I let the participants know that this estimate of time spent writing is mechanical and is focusing primarily on quantity over quality. But I think getting people to face the probable amount of time they will spend writing is a good spur to invest further time into becoming a more self-aware writer. Two hours in my workshop and perhaps 10 or 20 hours of self-directed professional development is a small proportion of time compared to the hours they have estimated for the whole task. I link them in a post-workshop email to this Doctoral Writing SIG and The Thesis Whisperer, recommend Paul Silva’s How to write a lot and Joan Bowker’s Writing your dissertation in fifteen minutes a day, plus the work on academic writing by my colleague Professor Helen Sword and the excellent ThinkWell writing and time management resources developed by Hugh Kearns and Maria Gardiner.
Squaring the circle
The workshop take-home message is this: If they are planning to become an academic, then writing will be a key component of their working lives, especially finding time to write while juggling research, teaching and academic service commitments. For those going into business or the public sector there might be much shorter time-frames to get reports written than the flexibility the doctorate affords (we do say between three to four years). And for those thinking of self-employment and consultancy post the doctorate, then time is money!

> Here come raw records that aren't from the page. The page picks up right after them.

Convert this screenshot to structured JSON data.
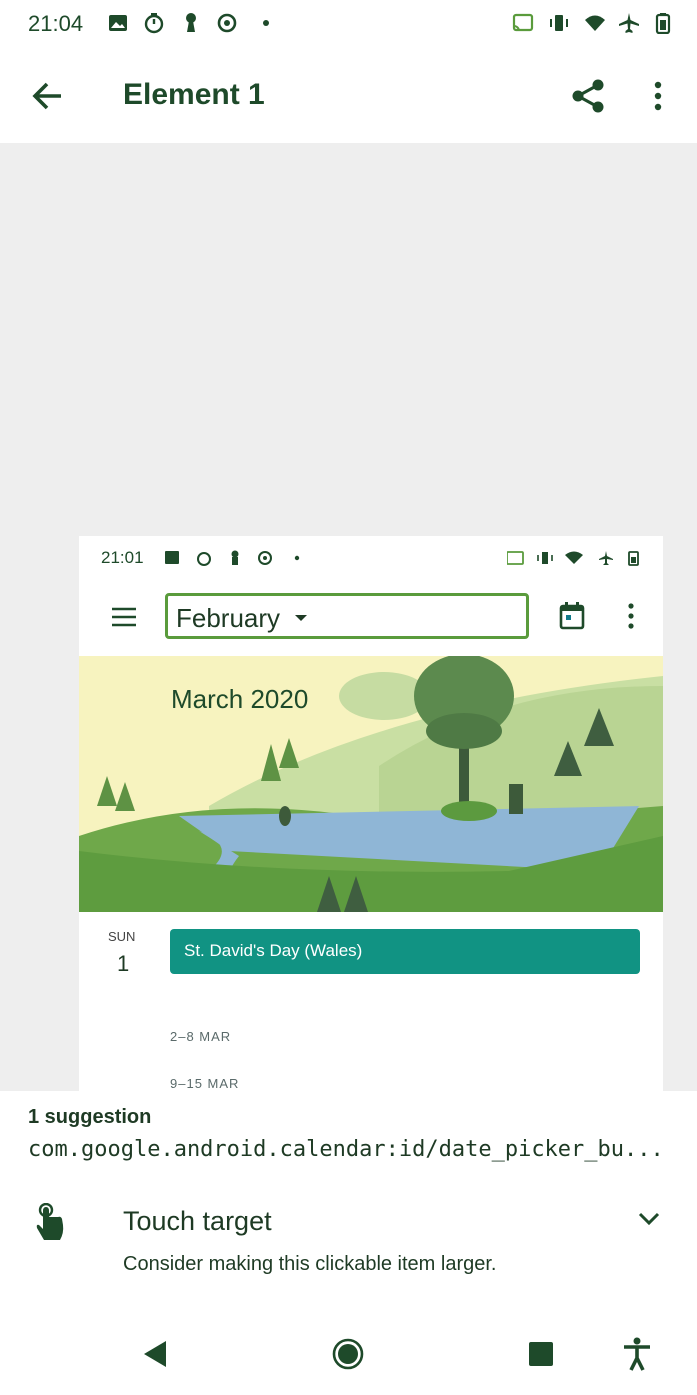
{
  "status_bar": {
    "time": "21:04",
    "icons": [
      "image-icon",
      "timer-icon",
      "keyhole-icon",
      "sync-icon",
      "dot-icon",
      "cast-icon",
      "vibrate-icon",
      "wifi-icon",
      "airplane-icon",
      "battery-icon"
    ]
  },
  "app_bar": {
    "title": "Element 1",
    "icons": [
      "back-arrow-icon",
      "share-icon",
      "more-vert-icon"
    ]
  },
  "screenshot": {
    "status_time": "21:01",
    "month_picker": "February",
    "banner_title": "March 2020",
    "day_label": "SUN",
    "day_number": "1",
    "event": "St. David's Day (Wales)",
    "weeks": [
      "2–8 MAR",
      "9–15 MAR"
    ]
  },
  "suggestions": {
    "count_label": "1 suggestion",
    "element_id": "com.google.android.calendar:id/date_picker_bu...",
    "item": {
      "title": "Touch target",
      "description": "Consider making this clickable item larger.",
      "icon": "touch-hand-icon"
    }
  },
  "nav_bar": {
    "icons": [
      "back-triangle-icon",
      "home-circle-icon",
      "recents-square-icon",
      "accessibility-icon"
    ]
  },
  "colors": {
    "accent": "#1e4a2a",
    "event": "#119383",
    "highlight": "#5a9b3c",
    "preview_bg": "#eeeeee"
  }
}
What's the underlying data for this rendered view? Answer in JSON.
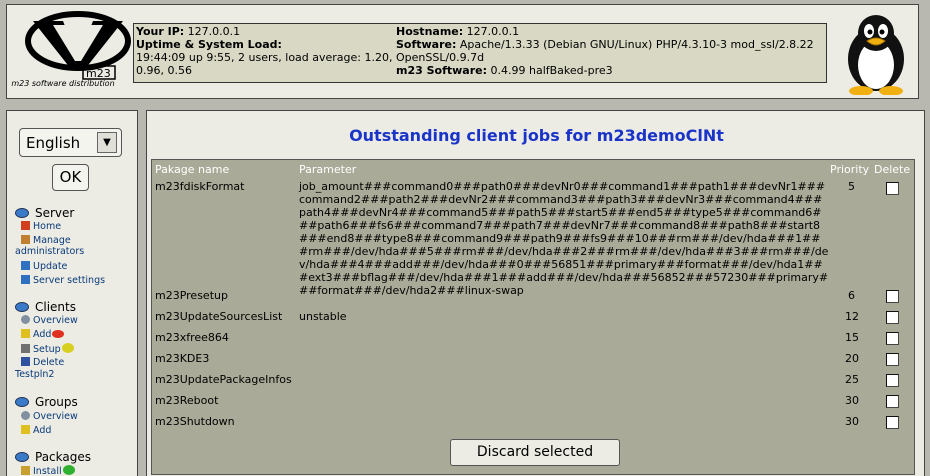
{
  "header": {
    "logo_text": "m23 software distribution",
    "your_ip_label": "Your IP:",
    "your_ip": "127.0.0.1",
    "uptime_label": "Uptime & System Load:",
    "uptime": "19:44:09 up 9:55, 2 users, load average: 1.20, 0.96, 0.56",
    "hostname_label": "Hostname:",
    "hostname": "127.0.0.1",
    "software_label": "Software:",
    "software": "Apache/1.3.33 (Debian GNU/Linux) PHP/4.3.10-3 mod_ssl/2.8.22 OpenSSL/0.9.7d",
    "m23_label": "m23 Software:",
    "m23_version": "0.4.99 halfBaked-pre3"
  },
  "sidebar": {
    "language": "English",
    "ok_label": "OK",
    "server": {
      "label": "Server",
      "items": [
        "Home",
        "Manage administrators",
        "Update",
        "Server settings"
      ]
    },
    "clients": {
      "label": "Clients",
      "items": [
        "Overview",
        "Add",
        "Setup",
        "Delete Testpln2"
      ]
    },
    "groups": {
      "label": "Groups",
      "items": [
        "Overview",
        "Add"
      ]
    },
    "packages": {
      "label": "Packages",
      "items": [
        "Install"
      ]
    }
  },
  "main": {
    "title": "Outstanding client jobs for m23demoClNt",
    "columns": [
      "Pakage name",
      "Parameter",
      "Priority",
      "Delete"
    ],
    "rows": [
      {
        "name": "m23fdiskFormat",
        "parameter": "job_amount###command0###path0###devNr0###command1###path1###devNr1###command2###path2###devNr2###command3###path3###devNr3###command4###path4###devNr4###command5###path5###start5###end5###type5###command6###path6###fs6###command7###path7###devNr7###command8###path8###start8###end8###type8###command9###path9###fs9###10###rm###/dev/hda###1###rm###/dev/hda###5###rm###/dev/hda###2###rm###/dev/hda###3###rm###/dev/hda###4###add###/dev/hda###0###56851###primary###format###/dev/hda1###ext3###bflag###/dev/hda###1###add###/dev/hda###56852###57230###primary###format###/dev/hda2###linux-swap",
        "priority": "5"
      },
      {
        "name": "m23Presetup",
        "parameter": "",
        "priority": "6"
      },
      {
        "name": "m23UpdateSourcesList",
        "parameter": "unstable",
        "priority": "12"
      },
      {
        "name": "m23xfree864",
        "parameter": "",
        "priority": "15"
      },
      {
        "name": "m23KDE3",
        "parameter": "",
        "priority": "20"
      },
      {
        "name": "m23UpdatePackageInfos",
        "parameter": "",
        "priority": "25"
      },
      {
        "name": "m23Reboot",
        "parameter": "",
        "priority": "30"
      },
      {
        "name": "m23Shutdown",
        "parameter": "",
        "priority": "30"
      }
    ],
    "discard_label": "Discard selected"
  }
}
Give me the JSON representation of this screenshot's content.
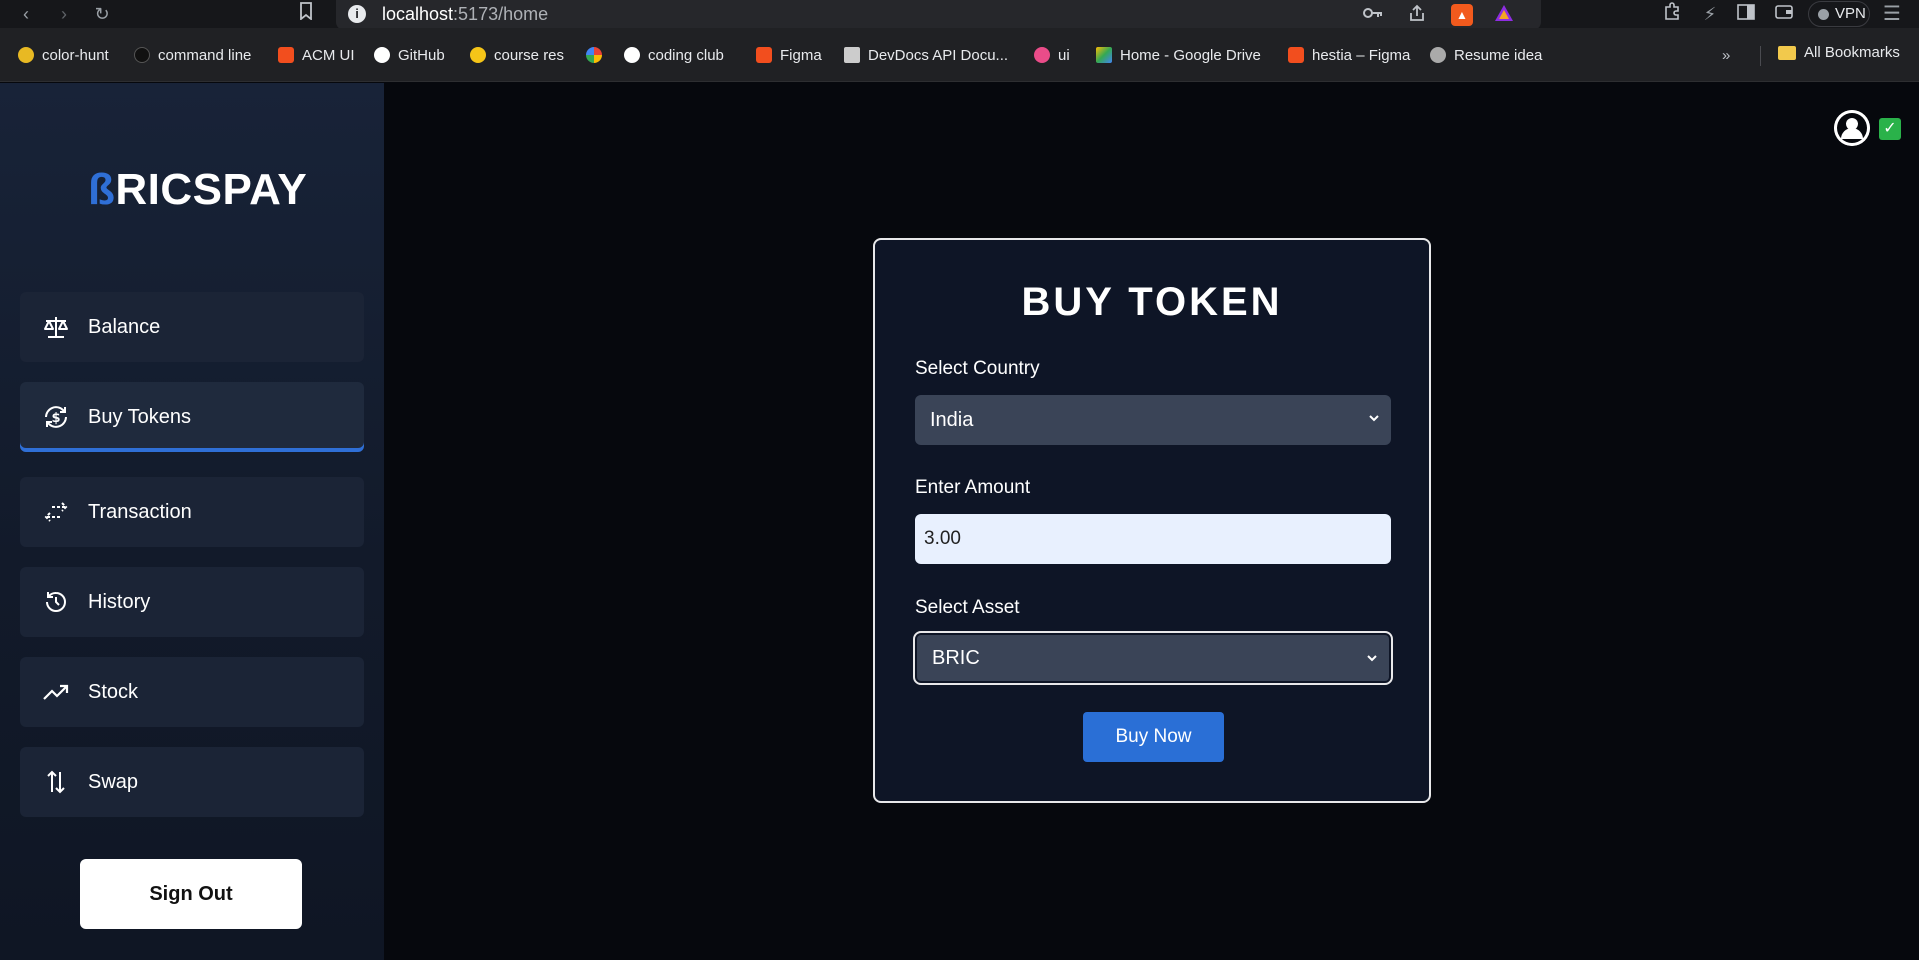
{
  "browser": {
    "url_host": "localhost",
    "url_path": ":5173/home",
    "vpn_label": "VPN",
    "bookmarks": [
      {
        "label": "color-hunt",
        "color": "#e8b923"
      },
      {
        "label": "command line",
        "color": "#111111"
      },
      {
        "label": "ACM UI",
        "color": "#f24e1e"
      },
      {
        "label": "GitHub",
        "color": "#ffffff"
      },
      {
        "label": "course res",
        "color": "#f5c518"
      },
      {
        "label": "",
        "color": "#4285f4"
      },
      {
        "label": "coding club",
        "color": "#ffffff"
      },
      {
        "label": "Figma",
        "color": "#f24e1e"
      },
      {
        "label": "DevDocs API Docu...",
        "color": "#cccccc"
      },
      {
        "label": "ui",
        "color": "#ea4c89"
      },
      {
        "label": "Home - Google Drive",
        "color": "#34a853"
      },
      {
        "label": "hestia – Figma",
        "color": "#f24e1e"
      },
      {
        "label": "Resume  idea",
        "color": "#aaaaaa"
      }
    ],
    "all_bookmarks": "All Bookmarks"
  },
  "app": {
    "logo_b": "ß",
    "logo_rest": "RICSPAY",
    "nav": [
      {
        "label": "Balance",
        "icon": "scale-icon"
      },
      {
        "label": "Buy Tokens",
        "icon": "dollar-refresh-icon"
      },
      {
        "label": "Transaction",
        "icon": "transfer-icon"
      },
      {
        "label": "History",
        "icon": "history-icon"
      },
      {
        "label": "Stock",
        "icon": "trending-up-icon"
      },
      {
        "label": "Swap",
        "icon": "swap-icon"
      }
    ],
    "signout_label": "Sign Out",
    "accent": "#2f6fd6"
  },
  "form": {
    "title": "BUY TOKEN",
    "country_label": "Select Country",
    "country_value": "India",
    "amount_label": "Enter Amount",
    "amount_value": "3.00",
    "asset_label": "Select Asset",
    "asset_value": "BRIC",
    "submit_label": "Buy Now"
  }
}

I have written this blog post partly to share the Post-it note idea (although I can’t believe someone else isn’t doing something similar) but also to solicit some comments. For thesis writers out there, has anyone got an Excel sheet or note-book that can answer my unanswered question: how many hours’ writing for a doctorate?
I’d like to thank the participants in a recent iteration of this workshop who gave me permission to describe the session for this blog post and to Dr David Parker at AUT who gave feedback on the first version.